Made from red grapes and fermented with herbs and spices, this French fortified wine combines flavors that are both complex and inviting.
It can be enjoyed on its own, served chilled over ice, or mixed into cocktails like the classic gin and Dubonnet combination.
Boasting a rich history dating back to 1846, Dubonnet has been trusted as a go-to option in the world of aperitifs for over 170 years.
With its unique blend of ingredients and distinct flavor profile, it’s no wonder why this famous Parisian quinquina continues to captivate alcohol enthusiasts around the globe.
In cocktails and mixed drinks
Dubonnet is not just enjoyed on its own as an aperitif, but it also makes a fantastic addition to cocktails and mixed drinks.
Here are some ideas on how to make the most of this versatile French quinine-based aperitif:
- Classic Dubonnet Cocktail: Mix equal parts Dubonnet Rouge and gin over ice in a glass. Stir well, strain into a chilled cocktail glass, and garnish with a twist of lemon or orange zest for a refreshing and sophisticated drink.
- Dubonnet Spritz: Combine 1 part Dubonnet Rouge with 2 parts sparkling water or club soda in a wine glass filled with ice. Squeeze in some fresh citrus juice like lemon or orange, and garnish with a slice of fruit for an effervescent and low-alcohol option.
- Royal Dubonnet: This elegant cocktail is fit for royalty! Fill two-thirds of a Champagne flute with chilled Dubonnet Rouge, then top it up with your favorite dry sparkling wine. Add a twist of lemon peel for that extra touch of class.
- Cassis Dubonnet: For something fruity and sweet, try mixing 1 part Dubonnet Rouge with 1 part Cassis liqueur over ice in an old-fashioned glass. Stir gently, add a splash of soda water if desired, and finish it off with a lemon twist.
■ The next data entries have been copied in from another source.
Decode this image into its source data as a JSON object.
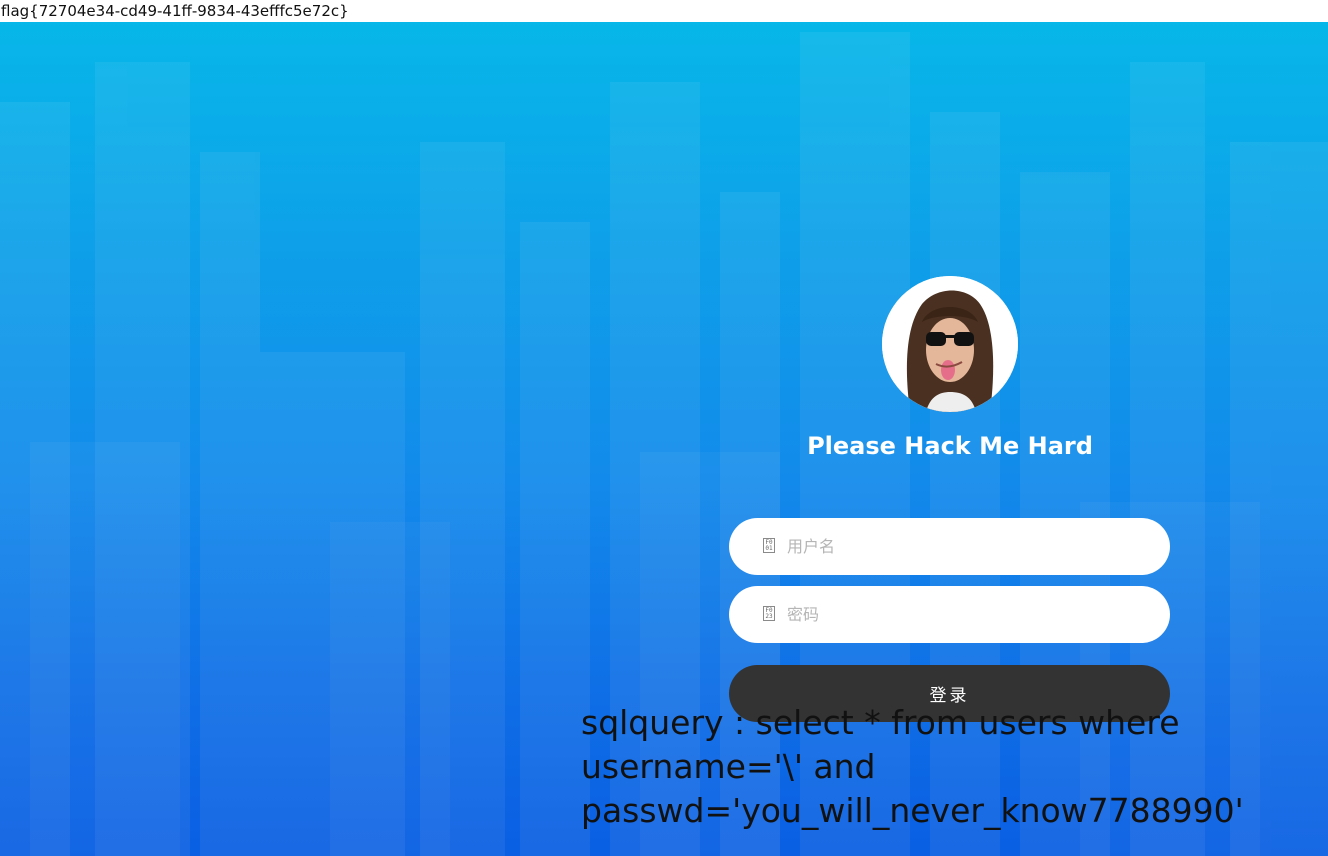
{
  "flag_text": "flag{72704e34-cd49-41ff-9834-43efffc5e72c}",
  "login": {
    "title": "Please Hack Me Hard",
    "username_placeholder": "用户名",
    "password_placeholder": "密码",
    "username_icon": "user-icon",
    "password_icon": "lock-icon",
    "submit_label": "登录"
  },
  "sql_output": {
    "line1": "sqlquery : select * from users where",
    "line2": "username='\\' and",
    "line3": "passwd='you_will_never_know7788990'"
  },
  "colors": {
    "background_top": "#07b7e9",
    "background_bottom": "#0a5fe3",
    "button": "#333333",
    "field": "#ffffff",
    "title": "#ffffff"
  }
}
- Wine-based Cocktails: Use Dubonnet as a substitute for vermouth in classic cocktails like the Negroni or Manhattan. Its rich flavors and herbal notes add depth to these well-known favorites.
In conclusion, Dubonnet is a delightful French aperitif that has been enjoyed for over 170 years.
Made from a blend of fortified wine, herbs, and spices, it offers a sweet and aromatic taste that makes it perfect for low-ABV cocktails or as an indulgent standalone drink.
Whether you’re sipping on a classic Dubonnet cocktail or enjoying it on the rocks, this wine-based quinquina is sure to elevate your drinking experience with its rich flavors and cultural significance.
Cheers to discovering the pleasure of Dubonnet!